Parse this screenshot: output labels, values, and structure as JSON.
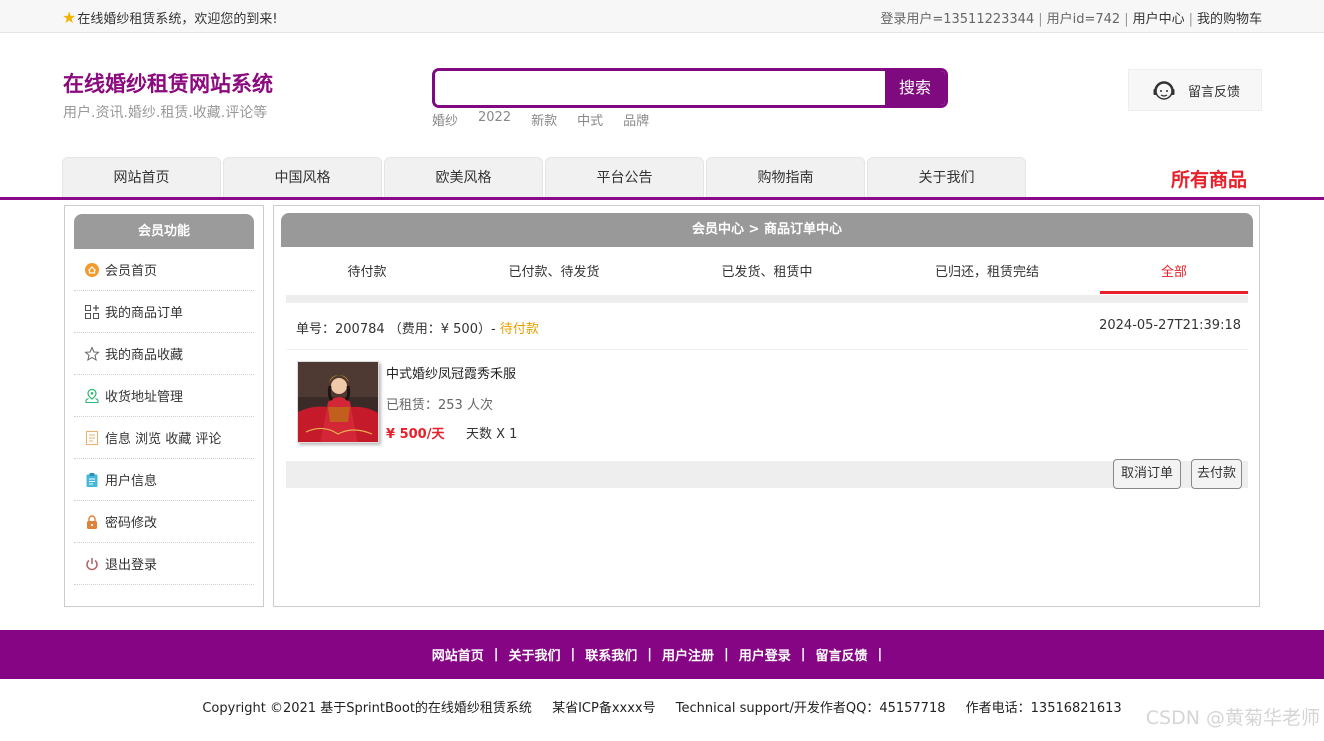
{
  "topbar": {
    "welcome": "在线婚纱租赁系统，欢迎您的到来!",
    "user_login": "登录用户=13511223344",
    "user_id": "用户id=742",
    "user_center": "用户中心",
    "cart": "我的购物车"
  },
  "brand": {
    "title": "在线婚纱租赁网站系统",
    "subtitle": "用户.资讯.婚纱.租赁.收藏.评论等"
  },
  "search": {
    "placeholder": "",
    "button": "搜索",
    "hotwords": [
      "婚纱",
      "2022",
      "新款",
      "中式",
      "品牌"
    ]
  },
  "feedback": {
    "label": "留言反馈",
    "icon": "customer-service-icon"
  },
  "nav": {
    "tabs": [
      "网站首页",
      "中国风格",
      "欧美风格",
      "平台公告",
      "购物指南",
      "关于我们"
    ],
    "all_goods": "所有商品"
  },
  "sidebar": {
    "title": "会员功能",
    "items": [
      {
        "label": "会员首页",
        "icon": "home-icon"
      },
      {
        "label": "我的商品订单",
        "icon": "grid-icon"
      },
      {
        "label": "我的商品收藏",
        "icon": "star-icon"
      },
      {
        "label": "收货地址管理",
        "icon": "location-icon"
      },
      {
        "label": "信息 浏览 收藏 评论",
        "icon": "document-icon"
      },
      {
        "label": "用户信息",
        "icon": "clipboard-icon"
      },
      {
        "label": "密码修改",
        "icon": "lock-icon"
      },
      {
        "label": "退出登录",
        "icon": "power-icon"
      }
    ]
  },
  "main": {
    "breadcrumb": "会员中心 > 商品订单中心",
    "tabs": [
      "待付款",
      "已付款、待发货",
      "已发货、租赁中",
      "已归还，租赁完结",
      "全部"
    ],
    "active_tab": "全部",
    "order": {
      "number_prefix": "单号：200784 （费用：¥ 500）-",
      "status": "待付款",
      "time": "2024-05-27T21:39:18",
      "product_name": "中式婚纱凤冠霞秀禾服",
      "rented": "已租赁：253 人次",
      "price": "¥ 500/天",
      "days": "天数 X 1",
      "cancel_button": "取消订单",
      "pay_button": "去付款"
    }
  },
  "footer": {
    "links": [
      "网站首页",
      "关于我们",
      "联系我们",
      "用户注册",
      "用户登录",
      "留言反馈"
    ],
    "copyright": "Copyright ©2021 基于SprintBoot的在线婚纱租赁系统",
    "icp": "某省ICP备xxxx号",
    "support": "Technical support/开发作者QQ：45157718",
    "phone": "作者电话：13516821613",
    "watermark": "CSDN @黄菊华老师"
  },
  "colors": {
    "brand_purple": "#8b0a7e",
    "accent_red": "#e8202a",
    "pending_orange": "#e6a100"
  }
}
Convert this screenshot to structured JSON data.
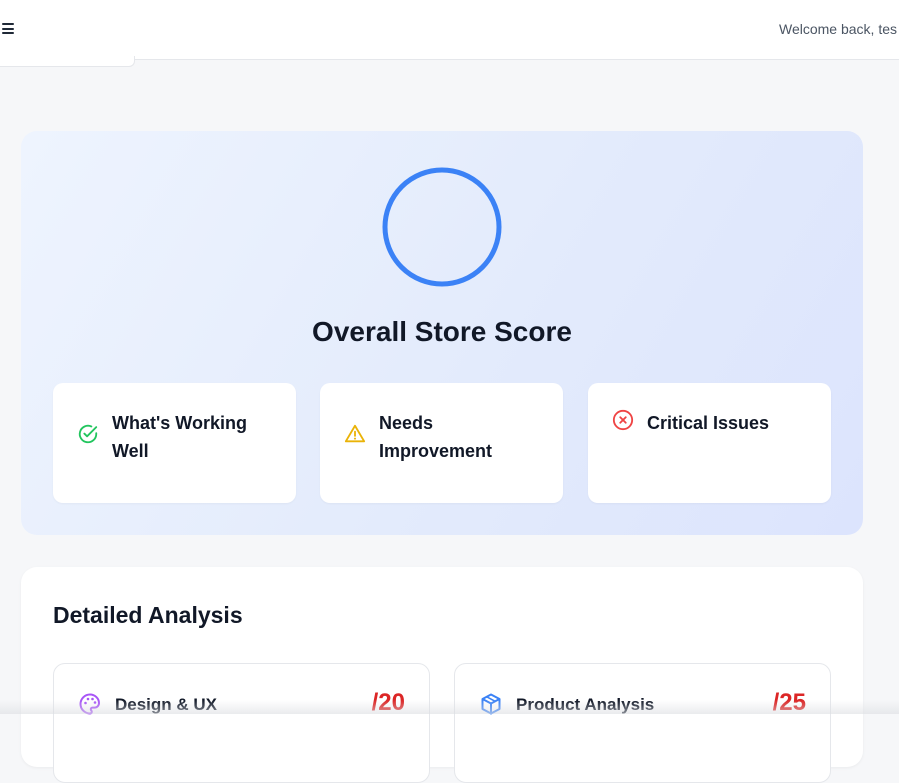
{
  "header": {
    "menu_icon": "hamburger-menu-icon",
    "welcome_text": "Welcome back, tes"
  },
  "hero": {
    "title": "Overall Store Score",
    "ring_color": "#3b82f6",
    "cards": [
      {
        "label": "What's Working Well",
        "icon": "check-circle-icon",
        "color": "#22c55e"
      },
      {
        "label": "Needs Improvement",
        "icon": "warning-triangle-icon",
        "color": "#eab308"
      },
      {
        "label": "Critical Issues",
        "icon": "x-circle-icon",
        "color": "#ef4444"
      }
    ]
  },
  "analysis": {
    "title": "Detailed Analysis",
    "categories": [
      {
        "name": "Design & UX",
        "score": "/20",
        "icon": "palette-icon",
        "color": "#a855f7"
      },
      {
        "name": "Product Analysis",
        "score": "/25",
        "icon": "box-icon",
        "color": "#3b82f6"
      }
    ]
  }
}
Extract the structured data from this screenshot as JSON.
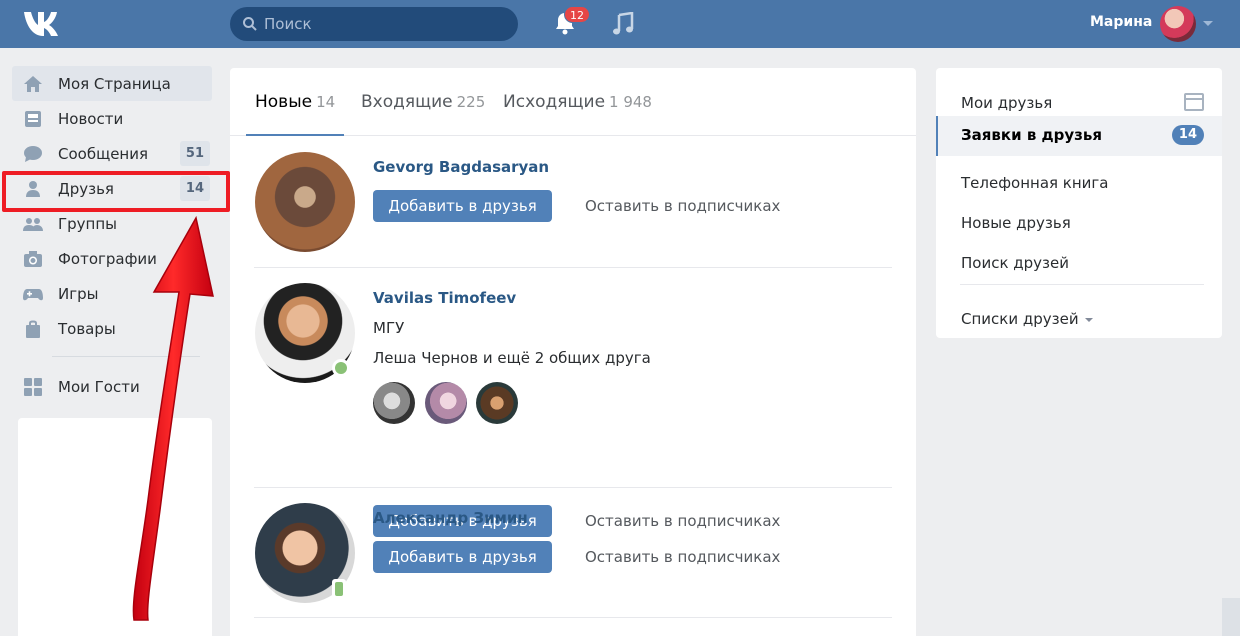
{
  "header": {
    "search_placeholder": "Поиск",
    "notifications_count": "12",
    "user_name": "Марина"
  },
  "leftnav": {
    "items": [
      {
        "label": "Моя Страница",
        "icon": "home-icon"
      },
      {
        "label": "Новости",
        "icon": "news-icon"
      },
      {
        "label": "Сообщения",
        "icon": "messages-icon",
        "count": "51"
      },
      {
        "label": "Друзья",
        "icon": "friends-icon",
        "count": "14"
      },
      {
        "label": "Группы",
        "icon": "groups-icon"
      },
      {
        "label": "Фотографии",
        "icon": "camera-icon"
      },
      {
        "label": "Игры",
        "icon": "gamepad-icon"
      },
      {
        "label": "Товары",
        "icon": "bag-icon"
      },
      {
        "label": "Мои Гости",
        "icon": "apps-icon"
      }
    ]
  },
  "tabs": [
    {
      "label": "Новые",
      "count": "14"
    },
    {
      "label": "Входящие",
      "count": "225"
    },
    {
      "label": "Исходящие",
      "count": "1 948"
    }
  ],
  "requests": [
    {
      "name": "Gevorg Bagdasaryan",
      "add_label": "Добавить в друзья",
      "keep_label": "Оставить в подписчиках"
    },
    {
      "name": "Vavilas Timofeev",
      "university": "МГУ",
      "mutual": "Леша Чернов и ещё 2 общих друга",
      "add_label": "Добавить в друзья",
      "keep_label": "Оставить в подписчиках"
    },
    {
      "name": "Александр Зимин",
      "add_label": "Добавить в друзья",
      "keep_label": "Оставить в подписчиках"
    }
  ],
  "right": {
    "items": [
      {
        "label": "Мои друзья"
      },
      {
        "label": "Заявки в друзья",
        "count": "14"
      },
      {
        "label": "Телефонная книга"
      },
      {
        "label": "Новые друзья"
      },
      {
        "label": "Поиск друзей"
      },
      {
        "label": "Списки друзей"
      }
    ]
  },
  "colors": {
    "header": "#4a76a8",
    "link": "#2a5885",
    "button": "#5181b8",
    "annotation": "#ee1c24"
  }
}
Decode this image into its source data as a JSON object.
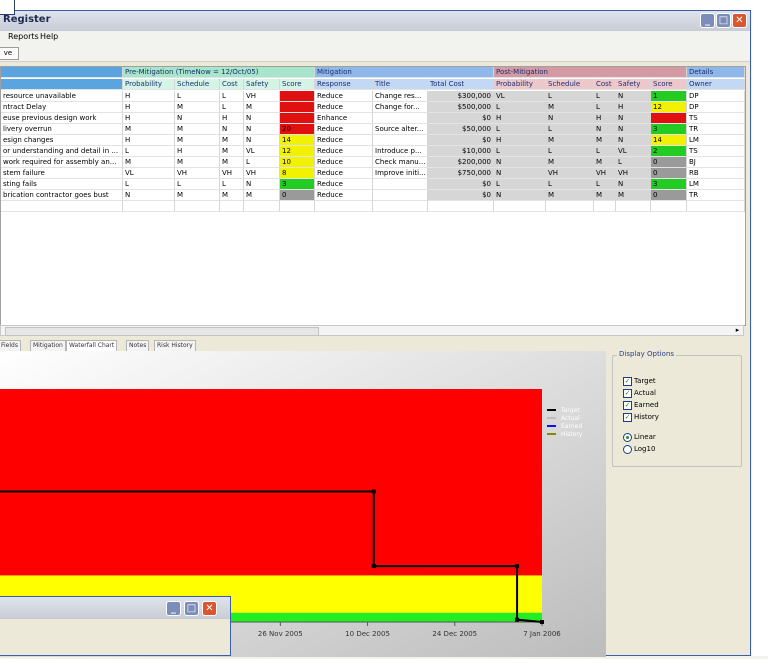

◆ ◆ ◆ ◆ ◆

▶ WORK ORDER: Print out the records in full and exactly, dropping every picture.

▶ ANSWER BELOW:
Parse this screenshot: output labels, values, and structure as JSON.
{
  "topbar": {
    "welcome": "在线婚纱租赁系统，欢迎您的到来!",
    "user_login": "登录用户=13511223344",
    "user_id": "用户id=742",
    "user_center": "用户中心",
    "cart": "我的购物车"
  },
  "brand": {
    "title": "在线婚纱租赁网站系统",
    "subtitle": "用户.资讯.婚纱.租赁.收藏.评论等"
  },
  "search": {
    "placeholder": "",
    "button": "搜索",
    "hotwords": [
      "婚纱",
      "2022",
      "新款",
      "中式",
      "品牌"
    ]
  },
  "feedback": {
    "label": "留言反馈",
    "icon": "customer-service-icon"
  },
  "nav": {
    "tabs": [
      "网站首页",
      "中国风格",
      "欧美风格",
      "平台公告",
      "购物指南",
      "关于我们"
    ],
    "all_goods": "所有商品"
  },
  "sidebar": {
    "title": "会员功能",
    "items": [
      {
        "label": "会员首页",
        "icon": "home-icon"
      },
      {
        "label": "我的商品订单",
        "icon": "grid-icon"
      },
      {
        "label": "我的商品收藏",
        "icon": "star-icon"
      },
      {
        "label": "收货地址管理",
        "icon": "location-icon"
      },
      {
        "label": "信息 浏览 收藏 评论",
        "icon": "document-icon"
      },
      {
        "label": "用户信息",
        "icon": "clipboard-icon"
      },
      {
        "label": "密码修改",
        "icon": "lock-icon"
      },
      {
        "label": "退出登录",
        "icon": "power-icon"
      }
    ]
  },
  "main": {
    "breadcrumb": "会员中心 > 商品订单中心",
    "tabs": [
      "待付款",
      "已付款、待发货",
      "已发货、租赁中",
      "已归还，租赁完结",
      "全部"
    ],
    "active_tab": "全部",
    "order": {
      "number_prefix": "单号：200784 （费用：¥ 500）-",
      "status": "待付款",
      "time": "2024-05-27T21:39:18",
      "product_name": "中式婚纱凤冠霞秀禾服",
      "rented": "已租赁：253 人次",
      "price": "¥ 500/天",
      "days": "天数 X 1",
      "cancel_button": "取消订单",
      "pay_button": "去付款"
    }
  },
  "footer": {
    "links": [
      "网站首页",
      "关于我们",
      "联系我们",
      "用户注册",
      "用户登录",
      "留言反馈"
    ],
    "copyright": "Copyright ©2021 基于SprintBoot的在线婚纱租赁系统",
    "icp": "某省ICP备xxxx号",
    "support": "Technical support/开发作者QQ：45157718",
    "phone": "作者电话：13516821613",
    "watermark": "CSDN @黄菊华老师"
  },
  "colors": {
    "brand_purple": "#8b0a7e",
    "accent_red": "#e8202a",
    "pending_orange": "#e6a100"
  }
}
Convert this screenshot to structured JSON data.
{
  "header": {
    "menu_icon": "hamburger-menu-icon",
    "welcome_text": "Welcome back, tes"
  },
  "hero": {
    "title": "Overall Store Score",
    "ring_color": "#3b82f6",
    "cards": [
      {
        "label": "What's Working Well",
        "icon": "check-circle-icon",
        "color": "#22c55e"
      },
      {
        "label": "Needs Improvement",
        "icon": "warning-triangle-icon",
        "color": "#eab308"
      },
      {
        "label": "Critical Issues",
        "icon": "x-circle-icon",
        "color": "#ef4444"
      }
    ]
  },
  "analysis": {
    "title": "Detailed Analysis",
    "categories": [
      {
        "name": "Design & UX",
        "score": "/20",
        "icon": "palette-icon",
        "color": "#a855f7"
      },
      {
        "name": "Product Analysis",
        "score": "/25",
        "icon": "box-icon",
        "color": "#3b82f6"
      }
    ]
  }
}
Extract the structured data from this screenshot as JSON.
{
  "header": {
    "search_placeholder": "Поиск",
    "notifications_count": "12",
    "user_name": "Марина"
  },
  "leftnav": {
    "items": [
      {
        "label": "Моя Страница",
        "icon": "home-icon"
      },
      {
        "label": "Новости",
        "icon": "news-icon"
      },
      {
        "label": "Сообщения",
        "icon": "messages-icon",
        "count": "51"
      },
      {
        "label": "Друзья",
        "icon": "friends-icon",
        "count": "14"
      },
      {
        "label": "Группы",
        "icon": "groups-icon"
      },
      {
        "label": "Фотографии",
        "icon": "camera-icon"
      },
      {
        "label": "Игры",
        "icon": "gamepad-icon"
      },
      {
        "label": "Товары",
        "icon": "bag-icon"
      },
      {
        "label": "Мои Гости",
        "icon": "apps-icon"
      }
    ]
  },
  "tabs": [
    {
      "label": "Новые",
      "count": "14"
    },
    {
      "label": "Входящие",
      "count": "225"
    },
    {
      "label": "Исходящие",
      "count": "1 948"
    }
  ],
  "requests": [
    {
      "name": "Gevorg Bagdasaryan",
      "add_label": "Добавить в друзья",
      "keep_label": "Оставить в подписчиках"
    },
    {
      "name": "Vavilas Timofeev",
      "university": "МГУ",
      "mutual": "Леша Чернов и ещё 2 общих друга",
      "add_label": "Добавить в друзья",
      "keep_label": "Оставить в подписчиках"
    },
    {
      "name": "Александр Зимин",
      "add_label": "Добавить в друзья",
      "keep_label": "Оставить в подписчиках"
    }
  ],
  "right": {
    "items": [
      {
        "label": "Мои друзья"
      },
      {
        "label": "Заявки в друзья",
        "count": "14"
      },
      {
        "label": "Телефонная книга"
      },
      {
        "label": "Новые друзья"
      },
      {
        "label": "Поиск друзей"
      },
      {
        "label": "Списки друзей"
      }
    ]
  },
  "colors": {
    "header": "#4a76a8",
    "link": "#2a5885",
    "button": "#5181b8",
    "annotation": "#ee1c24"
  }
}
Decode this image into its source data as a JSON object.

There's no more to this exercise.